The NETZSCH ESPCP pump has been designed to transport the crude oil to the surface from a depth of more than 1,200m.
The NETZSCH ESPCP pump has been designed to transport the crude oil to the surface from a depth of more than 1,200m.

A German energy supplier had initially used a geological horizon for gas storage, but then decided to extract crude oil from the same deposit. Therefore, a suitable extraction system had to be acquired for transporting the multi-phase mixture with a high gas content to the surface from 1,200 m below.

Due to the extreme conditions, a special pump technology was required: centrifugal pumps with submersible drive were not suitable due to the high risk of failure from gas lock, while the progressing cavity pumps with above-ground drive, as commonly used in Central Europe, posed the risk of a blowout on the surface. This prompted a detailed production and profitability analysis which showed that a conversion from gas to oil production for this bed was economically viable.

Extreme conditions

The extreme conditions on site, however, presented very high requirements for the pump design: as the medium was a multi-phase mixture with a very high gas content, the usual centrifugal pumps with underground drive were not an option.

With a very high free gas content, this type of pump always presents the risk of all impellers filling up with gas. Therefore, it was extremely likely that a centrifugal submersible pump would have failed in this application due to the so-called gas lock.

The progressing cavity pumps, which are normally used in Central Europe until now, have been systems with above-ground drive. These units have a dynamic seal on the surface which has a significant disadvantage in case of extreme pressure increase on the intake side: the seal can become overloaded and trigger a blowout.

Special feature

To exclude this risk, Netzsch decided on a progressing cavity pump which is driven underground with the Netzsch ESPCP. The special feature of this pump is that the rotor is not driven via a very long rod, but rather the rotor-stator combination and the motor are sunk into the well.
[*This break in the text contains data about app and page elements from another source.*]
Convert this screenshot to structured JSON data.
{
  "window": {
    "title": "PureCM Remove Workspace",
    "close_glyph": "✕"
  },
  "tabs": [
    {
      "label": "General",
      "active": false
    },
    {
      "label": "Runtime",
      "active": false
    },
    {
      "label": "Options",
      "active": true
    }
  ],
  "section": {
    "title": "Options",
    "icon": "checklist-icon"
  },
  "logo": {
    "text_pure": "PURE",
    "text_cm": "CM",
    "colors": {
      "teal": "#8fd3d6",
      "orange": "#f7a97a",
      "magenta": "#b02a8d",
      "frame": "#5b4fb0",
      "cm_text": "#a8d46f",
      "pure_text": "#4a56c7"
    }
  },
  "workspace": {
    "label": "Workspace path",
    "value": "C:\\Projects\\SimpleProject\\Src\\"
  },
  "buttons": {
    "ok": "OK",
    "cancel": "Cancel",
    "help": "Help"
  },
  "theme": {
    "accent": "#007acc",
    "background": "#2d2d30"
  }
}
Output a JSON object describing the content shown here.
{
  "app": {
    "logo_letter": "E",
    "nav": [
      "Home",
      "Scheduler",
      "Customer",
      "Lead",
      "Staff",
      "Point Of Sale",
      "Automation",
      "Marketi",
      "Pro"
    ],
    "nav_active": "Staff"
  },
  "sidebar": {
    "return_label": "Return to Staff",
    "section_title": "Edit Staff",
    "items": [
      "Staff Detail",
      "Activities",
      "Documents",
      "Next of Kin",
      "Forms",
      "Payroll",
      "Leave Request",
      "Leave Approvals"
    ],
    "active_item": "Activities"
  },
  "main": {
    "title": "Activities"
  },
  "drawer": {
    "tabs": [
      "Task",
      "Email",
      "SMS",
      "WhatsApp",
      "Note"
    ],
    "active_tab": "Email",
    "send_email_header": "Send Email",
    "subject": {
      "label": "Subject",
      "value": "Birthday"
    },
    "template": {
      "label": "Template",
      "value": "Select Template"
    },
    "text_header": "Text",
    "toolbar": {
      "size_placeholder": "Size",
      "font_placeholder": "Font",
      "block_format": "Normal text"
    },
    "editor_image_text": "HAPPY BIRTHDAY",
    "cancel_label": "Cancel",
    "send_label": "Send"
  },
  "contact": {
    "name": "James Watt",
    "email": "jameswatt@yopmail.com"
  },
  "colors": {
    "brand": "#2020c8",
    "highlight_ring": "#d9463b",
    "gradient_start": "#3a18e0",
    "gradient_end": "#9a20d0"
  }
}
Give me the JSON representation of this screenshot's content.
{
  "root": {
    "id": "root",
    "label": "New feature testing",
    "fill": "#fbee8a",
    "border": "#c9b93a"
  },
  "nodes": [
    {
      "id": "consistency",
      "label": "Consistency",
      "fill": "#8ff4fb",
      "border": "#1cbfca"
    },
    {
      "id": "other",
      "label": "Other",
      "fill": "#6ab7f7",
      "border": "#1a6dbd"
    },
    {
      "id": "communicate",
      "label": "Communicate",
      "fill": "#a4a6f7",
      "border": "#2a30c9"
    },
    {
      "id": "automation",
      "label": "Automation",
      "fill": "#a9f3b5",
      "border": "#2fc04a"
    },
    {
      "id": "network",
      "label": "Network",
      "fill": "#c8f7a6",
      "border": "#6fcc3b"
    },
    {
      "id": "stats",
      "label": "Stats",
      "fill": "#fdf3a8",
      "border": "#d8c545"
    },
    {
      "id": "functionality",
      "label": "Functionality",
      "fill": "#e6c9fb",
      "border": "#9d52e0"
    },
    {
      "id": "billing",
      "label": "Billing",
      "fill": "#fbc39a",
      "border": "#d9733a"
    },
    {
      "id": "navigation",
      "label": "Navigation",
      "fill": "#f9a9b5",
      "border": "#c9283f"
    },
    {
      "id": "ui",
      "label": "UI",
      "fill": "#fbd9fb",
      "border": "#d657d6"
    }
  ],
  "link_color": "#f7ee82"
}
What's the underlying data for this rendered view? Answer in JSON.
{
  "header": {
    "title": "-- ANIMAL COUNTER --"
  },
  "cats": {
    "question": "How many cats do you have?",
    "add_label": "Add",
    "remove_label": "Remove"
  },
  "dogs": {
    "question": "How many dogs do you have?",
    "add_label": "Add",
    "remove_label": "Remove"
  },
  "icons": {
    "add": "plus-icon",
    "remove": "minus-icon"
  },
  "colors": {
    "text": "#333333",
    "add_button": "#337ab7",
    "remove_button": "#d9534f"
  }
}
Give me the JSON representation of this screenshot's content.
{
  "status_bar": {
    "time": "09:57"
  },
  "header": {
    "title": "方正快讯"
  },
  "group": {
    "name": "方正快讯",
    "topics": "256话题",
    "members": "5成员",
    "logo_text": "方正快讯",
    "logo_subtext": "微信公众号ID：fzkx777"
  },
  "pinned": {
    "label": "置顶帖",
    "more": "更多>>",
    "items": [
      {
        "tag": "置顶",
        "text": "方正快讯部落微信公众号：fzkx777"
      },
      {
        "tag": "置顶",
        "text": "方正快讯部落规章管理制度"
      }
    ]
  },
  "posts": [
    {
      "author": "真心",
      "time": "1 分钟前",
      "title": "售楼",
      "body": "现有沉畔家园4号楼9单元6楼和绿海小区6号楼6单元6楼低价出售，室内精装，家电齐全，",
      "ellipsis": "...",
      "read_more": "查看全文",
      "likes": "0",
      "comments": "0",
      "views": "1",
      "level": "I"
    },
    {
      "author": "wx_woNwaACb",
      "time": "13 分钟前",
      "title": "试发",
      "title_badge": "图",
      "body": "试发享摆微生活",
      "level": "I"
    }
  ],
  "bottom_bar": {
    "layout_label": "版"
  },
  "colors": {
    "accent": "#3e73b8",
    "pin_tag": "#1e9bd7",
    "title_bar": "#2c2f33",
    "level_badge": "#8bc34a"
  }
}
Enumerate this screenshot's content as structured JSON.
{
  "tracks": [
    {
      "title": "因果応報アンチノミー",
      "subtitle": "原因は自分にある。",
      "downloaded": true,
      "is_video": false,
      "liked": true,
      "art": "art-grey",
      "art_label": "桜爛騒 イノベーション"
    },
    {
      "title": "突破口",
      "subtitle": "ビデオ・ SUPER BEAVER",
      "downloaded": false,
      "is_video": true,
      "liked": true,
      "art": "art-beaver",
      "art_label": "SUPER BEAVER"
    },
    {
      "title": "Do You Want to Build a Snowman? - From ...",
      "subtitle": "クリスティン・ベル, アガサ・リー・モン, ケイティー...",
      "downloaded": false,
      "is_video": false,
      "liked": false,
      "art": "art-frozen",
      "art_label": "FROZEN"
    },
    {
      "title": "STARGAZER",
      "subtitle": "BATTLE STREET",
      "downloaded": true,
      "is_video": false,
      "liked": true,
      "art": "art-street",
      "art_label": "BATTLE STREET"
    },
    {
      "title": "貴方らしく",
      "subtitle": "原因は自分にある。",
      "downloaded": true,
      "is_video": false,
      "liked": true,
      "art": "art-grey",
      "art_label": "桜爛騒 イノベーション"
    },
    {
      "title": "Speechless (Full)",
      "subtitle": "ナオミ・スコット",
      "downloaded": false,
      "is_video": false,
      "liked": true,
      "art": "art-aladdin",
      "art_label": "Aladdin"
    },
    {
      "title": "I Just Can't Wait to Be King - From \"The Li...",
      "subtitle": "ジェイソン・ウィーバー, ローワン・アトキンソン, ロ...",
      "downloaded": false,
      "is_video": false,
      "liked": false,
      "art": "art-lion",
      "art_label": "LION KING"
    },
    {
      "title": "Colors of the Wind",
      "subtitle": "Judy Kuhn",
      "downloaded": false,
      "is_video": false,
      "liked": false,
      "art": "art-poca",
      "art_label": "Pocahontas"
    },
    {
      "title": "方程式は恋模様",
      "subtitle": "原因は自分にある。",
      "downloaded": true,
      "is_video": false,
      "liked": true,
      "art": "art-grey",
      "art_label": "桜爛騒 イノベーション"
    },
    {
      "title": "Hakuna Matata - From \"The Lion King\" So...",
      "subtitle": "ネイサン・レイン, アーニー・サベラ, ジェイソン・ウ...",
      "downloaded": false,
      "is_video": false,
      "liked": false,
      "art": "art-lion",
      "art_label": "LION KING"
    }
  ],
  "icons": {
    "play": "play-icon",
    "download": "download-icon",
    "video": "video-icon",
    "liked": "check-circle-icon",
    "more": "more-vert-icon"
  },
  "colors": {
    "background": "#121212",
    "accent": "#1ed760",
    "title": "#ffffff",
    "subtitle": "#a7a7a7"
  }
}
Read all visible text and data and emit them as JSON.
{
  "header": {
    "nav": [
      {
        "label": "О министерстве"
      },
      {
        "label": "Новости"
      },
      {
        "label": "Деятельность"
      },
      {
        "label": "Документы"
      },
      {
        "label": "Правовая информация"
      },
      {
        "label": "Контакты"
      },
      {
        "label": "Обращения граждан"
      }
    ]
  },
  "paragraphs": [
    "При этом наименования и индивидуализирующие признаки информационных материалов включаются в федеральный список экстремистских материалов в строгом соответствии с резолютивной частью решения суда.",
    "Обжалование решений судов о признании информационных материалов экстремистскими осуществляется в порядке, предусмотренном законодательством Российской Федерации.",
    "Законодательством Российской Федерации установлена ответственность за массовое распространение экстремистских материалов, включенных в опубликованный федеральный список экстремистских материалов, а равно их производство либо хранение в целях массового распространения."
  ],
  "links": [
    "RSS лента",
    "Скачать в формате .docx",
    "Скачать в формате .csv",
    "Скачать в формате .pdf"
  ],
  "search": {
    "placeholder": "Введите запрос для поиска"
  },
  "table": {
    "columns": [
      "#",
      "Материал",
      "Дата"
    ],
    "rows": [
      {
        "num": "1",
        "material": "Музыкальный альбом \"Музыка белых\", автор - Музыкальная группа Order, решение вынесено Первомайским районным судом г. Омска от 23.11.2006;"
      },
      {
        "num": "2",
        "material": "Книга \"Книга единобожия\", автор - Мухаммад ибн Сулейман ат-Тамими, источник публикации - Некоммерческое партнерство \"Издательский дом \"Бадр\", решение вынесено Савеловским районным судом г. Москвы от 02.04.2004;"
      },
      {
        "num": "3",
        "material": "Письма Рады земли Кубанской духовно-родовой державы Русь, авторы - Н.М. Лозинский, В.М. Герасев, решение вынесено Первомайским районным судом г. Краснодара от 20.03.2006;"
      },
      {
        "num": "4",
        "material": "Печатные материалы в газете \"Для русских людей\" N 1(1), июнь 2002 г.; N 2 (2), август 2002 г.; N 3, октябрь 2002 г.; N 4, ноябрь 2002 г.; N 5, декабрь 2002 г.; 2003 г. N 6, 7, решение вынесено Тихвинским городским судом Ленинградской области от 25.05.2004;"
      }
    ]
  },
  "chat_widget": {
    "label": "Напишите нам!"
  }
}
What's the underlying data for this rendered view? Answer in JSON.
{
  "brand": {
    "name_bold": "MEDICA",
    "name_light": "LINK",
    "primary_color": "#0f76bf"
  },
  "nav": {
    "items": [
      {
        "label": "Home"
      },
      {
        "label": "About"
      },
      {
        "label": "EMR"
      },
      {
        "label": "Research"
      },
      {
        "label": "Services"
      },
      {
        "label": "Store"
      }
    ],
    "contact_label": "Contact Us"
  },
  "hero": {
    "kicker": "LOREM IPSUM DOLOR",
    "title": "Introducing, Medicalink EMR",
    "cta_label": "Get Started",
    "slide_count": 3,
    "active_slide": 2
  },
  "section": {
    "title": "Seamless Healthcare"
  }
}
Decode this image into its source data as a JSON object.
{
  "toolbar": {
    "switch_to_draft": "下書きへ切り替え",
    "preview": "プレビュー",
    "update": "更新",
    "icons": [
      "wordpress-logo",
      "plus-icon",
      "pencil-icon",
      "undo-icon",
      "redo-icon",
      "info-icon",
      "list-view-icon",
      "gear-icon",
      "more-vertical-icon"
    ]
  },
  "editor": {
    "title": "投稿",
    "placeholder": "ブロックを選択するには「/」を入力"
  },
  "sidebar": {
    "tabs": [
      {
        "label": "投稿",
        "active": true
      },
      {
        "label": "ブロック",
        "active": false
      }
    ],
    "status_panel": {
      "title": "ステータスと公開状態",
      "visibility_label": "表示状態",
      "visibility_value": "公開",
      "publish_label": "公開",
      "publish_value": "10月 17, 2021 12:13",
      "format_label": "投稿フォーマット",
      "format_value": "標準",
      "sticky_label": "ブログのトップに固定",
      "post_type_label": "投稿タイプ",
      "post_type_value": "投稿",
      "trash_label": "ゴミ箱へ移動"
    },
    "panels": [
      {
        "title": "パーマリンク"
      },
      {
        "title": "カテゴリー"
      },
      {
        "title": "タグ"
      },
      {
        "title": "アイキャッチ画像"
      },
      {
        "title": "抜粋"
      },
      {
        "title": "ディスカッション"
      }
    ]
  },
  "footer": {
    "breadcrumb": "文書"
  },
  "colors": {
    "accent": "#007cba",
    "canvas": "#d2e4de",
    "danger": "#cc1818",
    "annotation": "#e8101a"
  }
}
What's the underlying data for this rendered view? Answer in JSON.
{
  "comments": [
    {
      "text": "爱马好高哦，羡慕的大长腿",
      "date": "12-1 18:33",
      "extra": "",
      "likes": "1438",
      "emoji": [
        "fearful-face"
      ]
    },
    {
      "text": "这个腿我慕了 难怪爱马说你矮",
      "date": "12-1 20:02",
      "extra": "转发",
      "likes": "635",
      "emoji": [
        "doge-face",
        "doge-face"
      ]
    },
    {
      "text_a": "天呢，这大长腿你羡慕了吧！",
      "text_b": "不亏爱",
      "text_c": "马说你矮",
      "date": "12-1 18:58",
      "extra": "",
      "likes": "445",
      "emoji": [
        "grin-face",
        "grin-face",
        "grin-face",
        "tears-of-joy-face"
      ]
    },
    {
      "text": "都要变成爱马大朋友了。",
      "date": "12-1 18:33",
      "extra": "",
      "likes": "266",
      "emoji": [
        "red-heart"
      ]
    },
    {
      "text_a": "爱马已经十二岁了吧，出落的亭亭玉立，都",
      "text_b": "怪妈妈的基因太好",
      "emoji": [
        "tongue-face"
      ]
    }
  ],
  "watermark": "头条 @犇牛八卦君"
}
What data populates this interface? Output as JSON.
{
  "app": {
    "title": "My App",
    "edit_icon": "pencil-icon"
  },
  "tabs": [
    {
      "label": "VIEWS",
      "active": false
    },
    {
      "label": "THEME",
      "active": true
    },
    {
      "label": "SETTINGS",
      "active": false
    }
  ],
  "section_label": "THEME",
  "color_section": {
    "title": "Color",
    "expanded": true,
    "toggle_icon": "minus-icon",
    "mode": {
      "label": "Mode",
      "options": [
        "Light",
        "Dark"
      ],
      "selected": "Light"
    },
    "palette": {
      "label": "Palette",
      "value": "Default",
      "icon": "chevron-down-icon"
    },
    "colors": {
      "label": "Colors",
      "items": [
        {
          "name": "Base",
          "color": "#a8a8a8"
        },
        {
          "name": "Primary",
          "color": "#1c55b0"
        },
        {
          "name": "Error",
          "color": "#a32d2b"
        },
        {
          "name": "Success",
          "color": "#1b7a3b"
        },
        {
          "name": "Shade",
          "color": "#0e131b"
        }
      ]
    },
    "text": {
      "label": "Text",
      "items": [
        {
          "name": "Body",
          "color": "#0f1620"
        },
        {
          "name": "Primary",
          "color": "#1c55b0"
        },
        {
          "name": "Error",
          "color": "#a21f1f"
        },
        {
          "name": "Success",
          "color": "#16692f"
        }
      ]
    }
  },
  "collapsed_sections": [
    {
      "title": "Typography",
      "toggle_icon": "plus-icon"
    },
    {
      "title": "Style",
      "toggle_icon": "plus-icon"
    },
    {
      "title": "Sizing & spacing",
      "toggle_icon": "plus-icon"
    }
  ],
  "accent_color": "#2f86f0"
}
The motor is connected directly to the rotor via a short flexible rod. All radial and axial forces of the rotor are absorbed by a special underground bearing housing. In addition to this, the dynamic seal is also located in the 1,200 m deep well. This moved all critical components of the pumping solution below ground, precluding environmental impact from leaks above ground.